    Arthur recedes still further into the twilight of myth in the only other old Welsh poem where any extended allusion is made to him. The poem in question in found in The Book of Taliesin, and is called Preideu Annwvn, or the Harrowings of Hell. This is just one of those weird mythological poems which are very difficult to interpret, and where, again to quote Matthew Arnold, the author “is pillaging an antiquity of which he does not fully possess the secret.” Here Arthur sets out upon various expeditions over perilous seas in his ship Pridwen; one of them had as its object the rape of a mysterious cauldron belonging to the king of Hades. “Three freights of Pridwen,” says the bard, “were they who went out with Arthur; seven alone were they who returned” from Caer Sidi, Caer Rigor and the other wholly unidentified places whither they fared. It is in this poem that the closest parallels of all are found with incidents described in the story of Kulhwch and Olwen, and, as a whole, it “evidently deals with expeditions conducted by Arthur by sea to the realms of twilight and darkness.” But here the British king is much further removed than in Kulhwch from any known country, and appears as a purely mythical hero with supernatural attributes.
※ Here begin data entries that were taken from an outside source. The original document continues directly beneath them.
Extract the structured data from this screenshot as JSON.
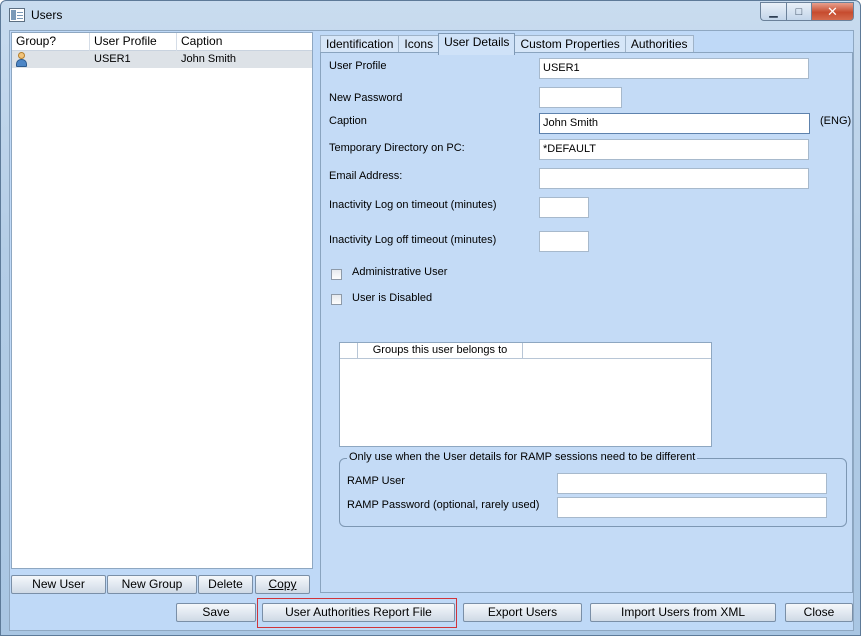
{
  "window": {
    "title": "Users"
  },
  "user_list": {
    "columns": [
      "Group?",
      "User Profile",
      "Caption"
    ],
    "rows": [
      {
        "profile": "USER1",
        "caption": "John Smith"
      }
    ]
  },
  "list_buttons": {
    "new_user": "New User",
    "new_group": "New Group",
    "delete": "Delete",
    "copy": "Copy"
  },
  "tabs": [
    "Identification",
    "Icons",
    "User Details",
    "Custom Properties",
    "Authorities"
  ],
  "details": {
    "user_profile_label": "User Profile",
    "user_profile_value": "USER1",
    "new_password_label": "New Password",
    "new_password_value": "",
    "caption_label": "Caption",
    "caption_value": "John Smith",
    "caption_lang": "(ENG)",
    "temp_dir_label": "Temporary Directory on PC:",
    "temp_dir_value": "*DEFAULT",
    "email_label": "Email Address:",
    "email_value": "",
    "logon_timeout_label": "Inactivity Log on timeout (minutes)",
    "logon_timeout_value": "",
    "logoff_timeout_label": "Inactivity Log off timeout (minutes)",
    "logoff_timeout_value": "",
    "admin_label": "Administrative User",
    "disabled_label": "User is Disabled",
    "groups_header": "Groups this user belongs to"
  },
  "ramp": {
    "legend": "Only use when the User details for RAMP sessions need to be different",
    "user_label": "RAMP User",
    "user_value": "",
    "password_label": "RAMP Password (optional, rarely used)",
    "password_value": ""
  },
  "bottom_buttons": {
    "save": "Save",
    "report": "User Authorities Report File",
    "export": "Export Users",
    "import": "Import Users from XML",
    "close": "Close"
  },
  "colors": {
    "client_bg": "#bfd9f7",
    "focus_outline": "#d0343a"
  }
}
    The most remarkable fragment— for the tale as we have it is an obvious torso— of all the early Welsh literature about Arthur that has come down to us is the prose romance of Kulhwch and Olwen. The oldest extant text of it is that of the early fourteenth century MS. known as The White Book of Rhyderch, where we find many remarkable archaisms which have been modernised in the version of The Red Book of Hergest; but the original form of the story is assigned, by the most competent authorities, to the tenth century. It is included in Lady Charlotte Guest’s translation of the Mabinogion; and, as that translation largely contributed to the fashioning of the most popular presentment of Arthurian romance in modern English poetry, a brief account of the entire series of these Welsh tales may here be appropriately given. All the tales translated by Lady Guest are taken from The Red Book of Hergest, with the exception of The History of Taliesin. Taliesin, in the form we have it, is a compilation of obviously late medieval origin, and it is not found in any MS. of an earlier date than the end of the sixteenth century. The name Mabinogion belongs, strictly speaking, to only four of the twelve stories included in Lady Guest’s book. Each of these four tales is called in Welsh “ceinc y Mabinogi,” which means “a branch of the Mabinogi”; and the correct title for the group should be “the four branches of the Mabinogi,” The term mabinogi signifies “a tale of youth,” or “a tale for the young.” The “four branches” are the tales known as Pwyll, prince of Dyved; Branwen, daughter of Llŷr; Manawydan, son of Llŷr; and Math, son of Mathonwy. They contain what is probably the most archaic body of Welsh tradition in existence, are largely, if not entirely, mythological in character and suggest many points of analogy with the mythic tales of Ireland. They deal, mainly, with the fortunes of three great families, the children of Dˆn, the children of Llŷr and the family of Pwyll. In these stories, the Mabinogion, proper, Arthur does not appear at all.

    Of the other tales, two—The Dream of Maxen Wledig and Llud and Llevelys—are brief romantic excursions into the domain of British ancient history, later in date, probably, than Geoffrey’s Historia. Arthur does not figure in either. The remaining five tales, however, are all Arthurian, but form two distinct groups. In Kulhwch and Olwen and The Dream of Rhonabwy we have to Arthurian stories of apparently pure British origin, in which Arthur is presented in a milieu altogether unaffected by the French romances. The second and better known group, consisting of the three tales entitled The Lady of the Fountain, Geraint, son of Erbin, and Peredur, son of Evrawc, are romances palpably based upon French originals. They correspond, respectively, in their main features, to Chrétien de Troyes’s Le chevalier au lion Erec and Le conte del Graal.